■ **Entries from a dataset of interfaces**
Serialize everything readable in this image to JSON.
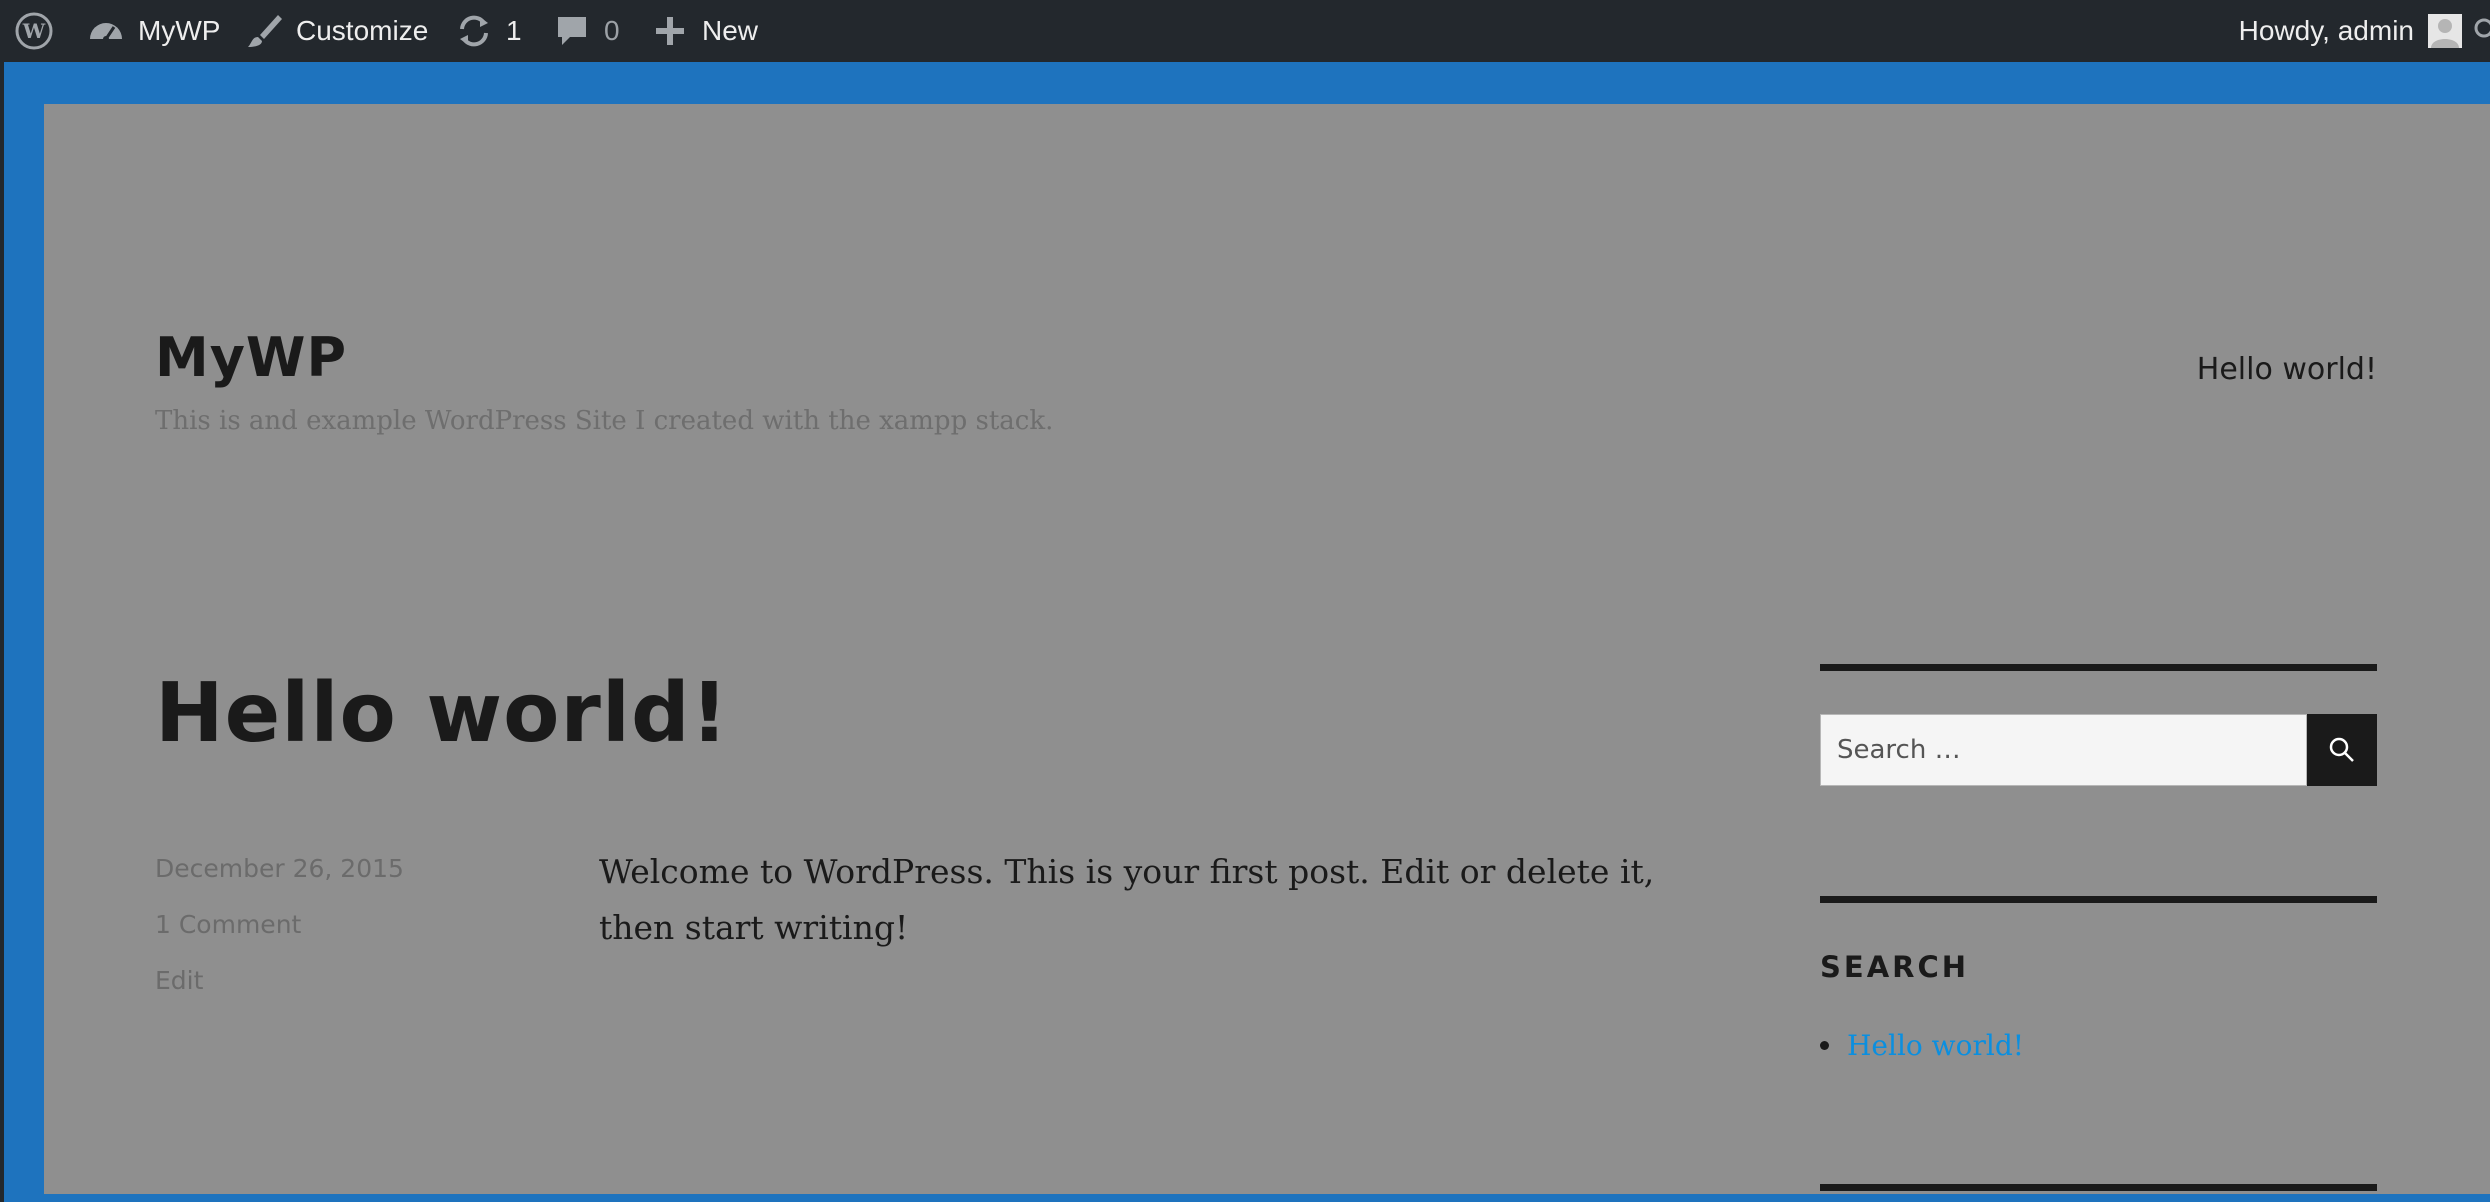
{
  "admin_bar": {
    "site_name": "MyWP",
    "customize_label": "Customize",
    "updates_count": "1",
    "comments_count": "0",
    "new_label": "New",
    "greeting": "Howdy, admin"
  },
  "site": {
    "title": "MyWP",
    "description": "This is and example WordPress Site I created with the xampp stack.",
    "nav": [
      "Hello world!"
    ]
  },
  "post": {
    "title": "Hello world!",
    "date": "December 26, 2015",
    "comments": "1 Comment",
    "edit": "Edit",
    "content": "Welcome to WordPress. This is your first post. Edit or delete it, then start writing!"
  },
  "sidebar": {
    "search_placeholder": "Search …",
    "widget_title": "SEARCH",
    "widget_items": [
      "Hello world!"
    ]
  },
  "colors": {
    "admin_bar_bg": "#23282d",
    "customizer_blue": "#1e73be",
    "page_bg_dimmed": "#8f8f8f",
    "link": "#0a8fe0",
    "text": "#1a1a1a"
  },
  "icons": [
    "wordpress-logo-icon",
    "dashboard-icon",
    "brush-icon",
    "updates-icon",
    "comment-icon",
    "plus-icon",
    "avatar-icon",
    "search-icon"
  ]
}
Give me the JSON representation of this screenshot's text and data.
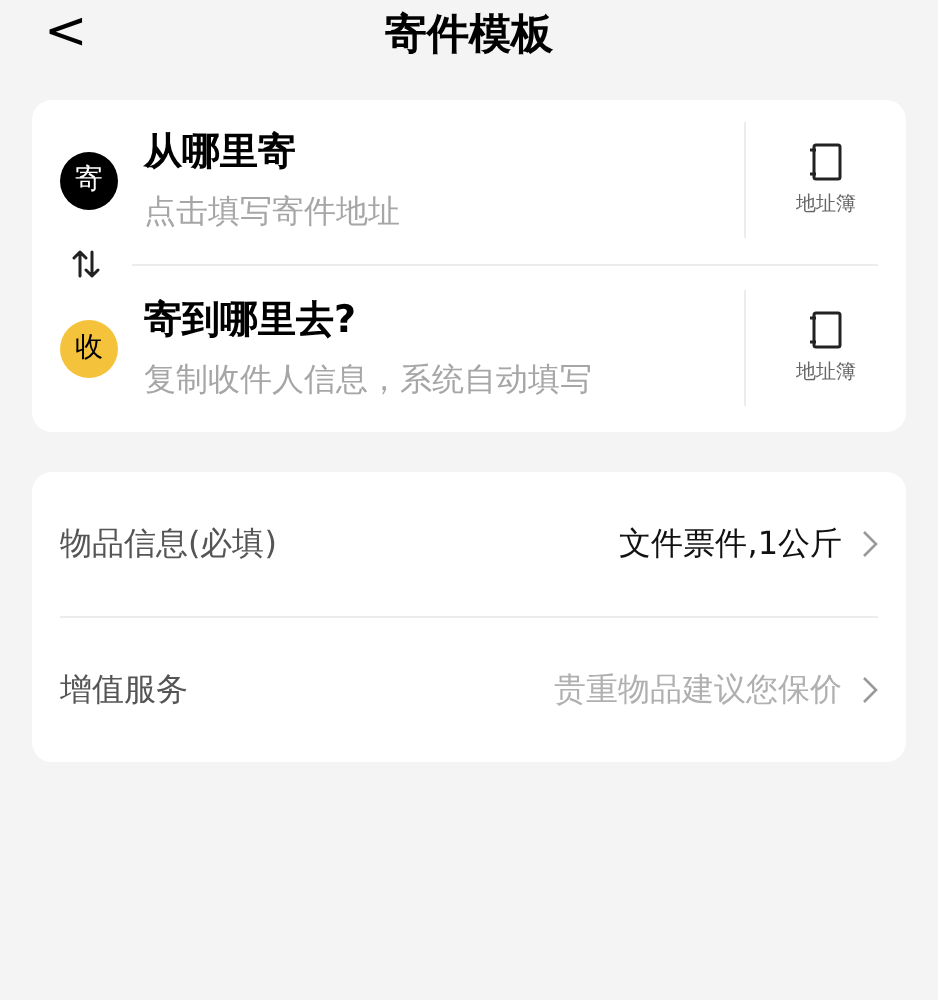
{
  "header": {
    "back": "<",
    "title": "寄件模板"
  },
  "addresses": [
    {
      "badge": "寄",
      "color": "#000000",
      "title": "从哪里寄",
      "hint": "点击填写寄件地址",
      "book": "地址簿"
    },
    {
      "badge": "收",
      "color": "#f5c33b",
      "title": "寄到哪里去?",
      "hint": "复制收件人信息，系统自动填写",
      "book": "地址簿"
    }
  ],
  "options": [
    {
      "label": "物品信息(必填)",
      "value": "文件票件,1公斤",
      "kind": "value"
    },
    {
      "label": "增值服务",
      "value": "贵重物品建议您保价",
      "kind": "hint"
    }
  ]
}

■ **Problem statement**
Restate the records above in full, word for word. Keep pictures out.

■ **Your response**
Serialize everything readable in this image to JSON.
{
  "admin_bar": {
    "site_name": "MyWP",
    "customize_label": "Customize",
    "updates_count": "1",
    "comments_count": "0",
    "new_label": "New",
    "greeting": "Howdy, admin"
  },
  "site": {
    "title": "MyWP",
    "description": "This is and example WordPress Site I created with the xampp stack.",
    "nav": [
      "Hello world!"
    ]
  },
  "post": {
    "title": "Hello world!",
    "date": "December 26, 2015",
    "comments": "1 Comment",
    "edit": "Edit",
    "content": "Welcome to WordPress. This is your first post. Edit or delete it, then start writing!"
  },
  "sidebar": {
    "search_placeholder": "Search …",
    "widget_title": "SEARCH",
    "widget_items": [
      "Hello world!"
    ]
  },
  "colors": {
    "admin_bar_bg": "#23282d",
    "customizer_blue": "#1e73be",
    "page_bg_dimmed": "#8f8f8f",
    "link": "#0a8fe0",
    "text": "#1a1a1a"
  },
  "icons": [
    "wordpress-logo-icon",
    "dashboard-icon",
    "brush-icon",
    "updates-icon",
    "comment-icon",
    "plus-icon",
    "avatar-icon",
    "search-icon"
  ]
}
Give me the JSON representation of this screenshot's text and data.
{
  "header": {
    "back": "<",
    "title": "寄件模板"
  },
  "addresses": [
    {
      "badge": "寄",
      "color": "#000000",
      "title": "从哪里寄",
      "hint": "点击填写寄件地址",
      "book": "地址簿"
    },
    {
      "badge": "收",
      "color": "#f5c33b",
      "title": "寄到哪里去?",
      "hint": "复制收件人信息，系统自动填写",
      "book": "地址簿"
    }
  ],
  "options": [
    {
      "label": "物品信息(必填)",
      "value": "文件票件,1公斤",
      "kind": "value"
    },
    {
      "label": "增值服务",
      "value": "贵重物品建议您保价",
      "kind": "hint"
    }
  ]
}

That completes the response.